The attacks of September 11 still dominate the transatlantic agenda. President George W. Bush’s State of the Union address gave some clear pointers that the war on terror is only just beginning. The message was loud and clear.

What exactly that means for Germany is what Chancellor Gerhard Schröder will be wanting to find out when he visits Washington on Thursday.

Despite earlier suggestions to the contrary, Germany said on Tuesday that it was not pushing to take on the leadership role of the international peace-keeping operation in Afghanistan.

Following a meeting between Schröder and the heads of the Foreign, Defence and Finance Ministries in Berlin on Tuesday, the government said Germany will not be available to lead the international peace-keeping mission.

Britain ends its spell in charge of the operation in Afghanistan at the end of April.

"It was not to be ruled out that Germany would take over the lead of the mission from Britain in the spring", government spokesman Uwe-Karsten Heye said on Tuesday afternoon.

"However, the Bundeswehr would first have to cut its forces in Macedonia", Heye added.

Germany has 7,000 troops committed to overseas peace-keeping operations, mostly in the Balkans. Its military capabilities could simply not be stretched to take on the Afghanistan mission, the government said.
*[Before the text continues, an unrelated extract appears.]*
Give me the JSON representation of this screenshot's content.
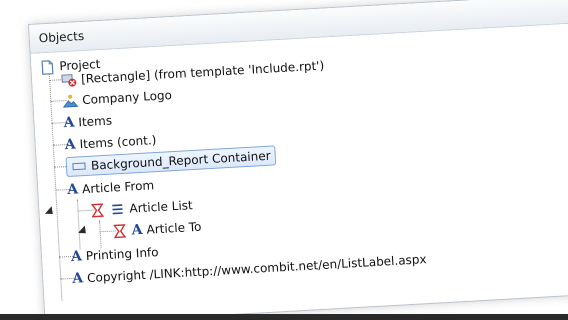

It has been a trademark of Chancellor Schröder’s government to raise Germany’s profile and to take on a more active international role. But his words of "unlimited solidarity" have their limits. The leadership question in the Afghanistan mission has revealed them.